What Is Lipitor and What Does It Do?
According to the U.S. Food and Drug Administration, cholesterol — a waxy substance that occurs in the fats in your blood — isn’t necessarily bad. In fact, your body needs it to make hormones, vitamin D and bile acids that assist in digestion.
But there is evidence that too much of a type of cholesterol called LDL, or low-density lipoproteins, can lead to the build-up of fatty deposits in blood vessels, obstructing the flow of blood and increasing your risk for stroke, heart disease or heart attacks. Lipitor, which is in a class of drugs known as statins, works by blocking a substance your body needs to make cholesterol, which of course has other side-effects.
What Is the Problem With Lipitor?
Studies have linked the use of Lipitor and other statins with a higher incidence of diabetes, particularly among women.
According to a report in Reuters, researchers at the University of Massachusetts Medical School in Worchester studied data on more than 150,000 women in their 50s, 60s and 70s. They found that the women who reported using any kind of statin, including Lipitor, at the start of the study were 48 percent more likely to be diagnosed with diabetes than those not taking the drugs. Another large statin study, known as JUPITER, found a 27 percent increase in the risk of diabetes even though it was stopped early. The U.S. Food and Drug Administration has also cited studies linking the use of statins, like Lipitor, to an increase in blood sugar levels, which is often a precursor to diabetes.
In February, 2012, the FDA required that all statins, including Lipitor, warn specifically about some of those health concerns, which include:
- Increases in blood sugar levels (a precursor to diabetes)
- Serious liver problems
- Memory loss and confusion
- A form of muscle injury called myopathy
Many doctors and patients are not aware of the risk of developing diabetes while on Lipitor because the risks were not widely publicized, even though millions of people are at risk. After their introduction in 1987, statins like Lipitor quickly became some of the best-selling medications in history, with sales in excess of $130 billion. According to Reuters, about 25 percent of American adults over the age of 45 now take them.
What Should I Do If I Have Been Injured By Lipitor?
Patients should consult their doctors before making any changes in their medication. If you were diagnosed with new-onset, Type II diabetes, while taking Lipitor, then you may be eligible for compensation through a Lipitor lawsuit. Fill out the form to the right to determine if you are eligible to join the litigation.

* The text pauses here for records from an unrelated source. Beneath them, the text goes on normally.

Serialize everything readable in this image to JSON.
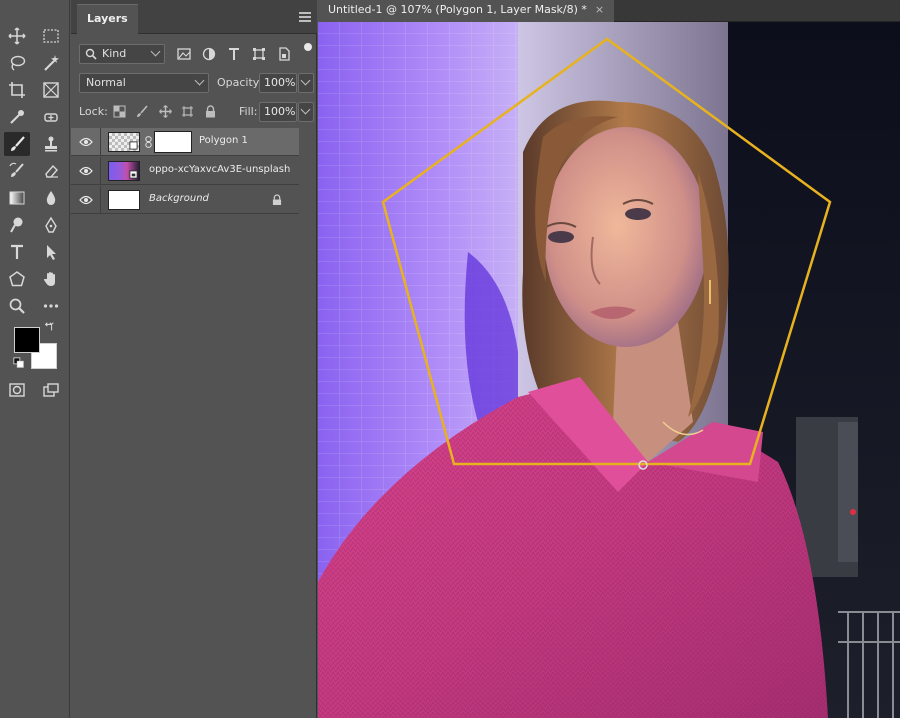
{
  "tools": [
    {
      "name": "move-tool-icon"
    },
    {
      "name": "marquee-tool-icon"
    },
    {
      "name": "lasso-tool-icon"
    },
    {
      "name": "magic-wand-icon"
    },
    {
      "name": "crop-tool-icon"
    },
    {
      "name": "frame-tool-icon"
    },
    {
      "name": "eyedropper-icon"
    },
    {
      "name": "healing-brush-icon"
    },
    {
      "name": "brush-tool-icon"
    },
    {
      "name": "clone-stamp-icon"
    },
    {
      "name": "history-brush-icon"
    },
    {
      "name": "eraser-icon"
    },
    {
      "name": "gradient-icon"
    },
    {
      "name": "blur-drop-icon"
    },
    {
      "name": "dodge-icon"
    },
    {
      "name": "pen-tool-icon"
    },
    {
      "name": "type-tool-icon"
    },
    {
      "name": "path-select-icon"
    },
    {
      "name": "polygon-shape-icon"
    },
    {
      "name": "hand-tool-icon"
    },
    {
      "name": "zoom-tool-icon"
    },
    {
      "name": "more-tools-icon"
    }
  ],
  "swatches": {
    "foreground": "#000000",
    "background": "#ffffff"
  },
  "layers_panel": {
    "tab_title": "Layers",
    "filter_kind": "Kind",
    "blend_mode": "Normal",
    "opacity_label": "Opacity:",
    "opacity_value": "100%",
    "lock_label": "Lock:",
    "fill_label": "Fill:",
    "fill_value": "100%",
    "layers": [
      {
        "name": "Polygon 1",
        "selected": true
      },
      {
        "name": "oppo-xcYaxvcAv3E-unsplash",
        "selected": false
      },
      {
        "name": "Background",
        "selected": false,
        "locked": true
      }
    ]
  },
  "document": {
    "tab_title": "Untitled-1 @ 107% (Polygon 1, Layer Mask/8) *",
    "close_glyph": "×"
  },
  "colors": {
    "polygon_stroke": "#e8b21e",
    "panel_bg": "#535353",
    "selected_layer": "#6a6a6a"
  }
}
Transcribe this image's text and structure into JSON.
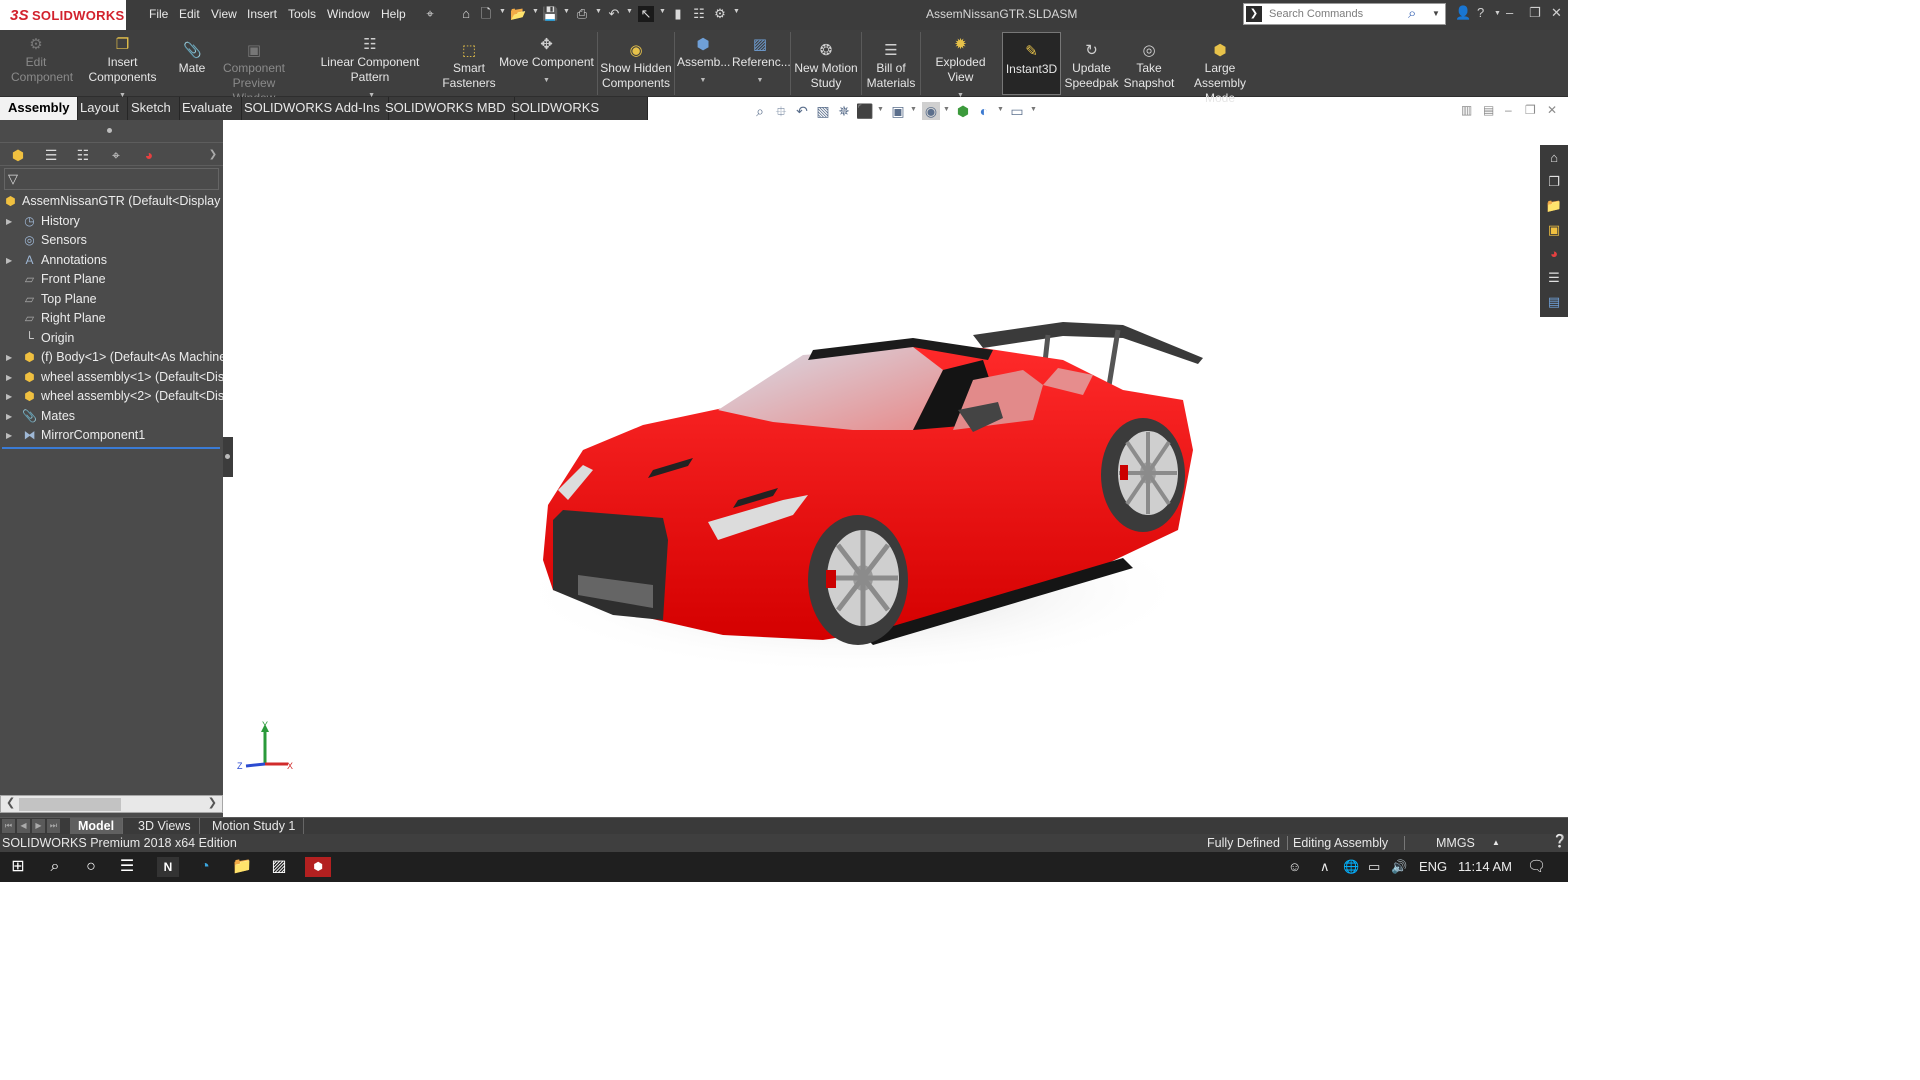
{
  "app": {
    "brand": "SOLIDWORKS",
    "document_title": "AssemNissanGTR.SLDASM",
    "brand_color": "#d2222d"
  },
  "menu": [
    "File",
    "Edit",
    "View",
    "Insert",
    "Tools",
    "Window",
    "Help"
  ],
  "search": {
    "placeholder": "Search Commands"
  },
  "commands": {
    "edit_component": "Edit Component",
    "insert_components": "Insert Components",
    "mate": "Mate",
    "component_preview": "Component Preview Window",
    "linear_pattern": "Linear Component Pattern",
    "smart_fasteners": "Smart Fasteners",
    "move_component": "Move Component",
    "show_hidden": "Show Hidden Components",
    "assembly": "Assemb...",
    "reference": "Referenc...",
    "new_motion_study": "New Motion Study",
    "bill_of_materials": "Bill of Materials",
    "exploded_view": "Exploded View",
    "instant3d": "Instant3D",
    "update_speedpak": "Update Speedpak",
    "take_snapshot": "Take Snapshot",
    "large_assembly": "Large Assembly Mode"
  },
  "tabs": [
    "Assembly",
    "Layout",
    "Sketch",
    "Evaluate",
    "SOLIDWORKS Add-Ins",
    "SOLIDWORKS MBD",
    "SOLIDWORKS Visualize"
  ],
  "active_tab": "Assembly",
  "tree": {
    "root": "AssemNissanGTR  (Default<Display S",
    "items": [
      "History",
      "Sensors",
      "Annotations",
      "Front Plane",
      "Top Plane",
      "Right Plane",
      "Origin",
      "(f) Body<1> (Default<As Machine",
      "wheel assembly<1> (Default<Dis",
      "wheel assembly<2> (Default<Dis",
      "Mates",
      "MirrorComponent1"
    ]
  },
  "triad": {
    "y": "Y",
    "z": "Z",
    "x": "X"
  },
  "bottom_tabs": [
    "Model",
    "3D Views",
    "Motion Study 1"
  ],
  "status": {
    "edition": "SOLIDWORKS Premium 2018 x64 Edition",
    "state": "Fully Defined",
    "mode": "Editing Assembly",
    "units": "MMGS"
  },
  "taskbar": {
    "language": "ENG",
    "time": "11:14 AM"
  }
}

All initial consultations are free and all inquiries are kept confidential. You should act soon because every state has deadlines for bringing a lawsuit, and a free consultation can help make sure you meet those deadlines and determine if a Lipitor lawsuit is right for you.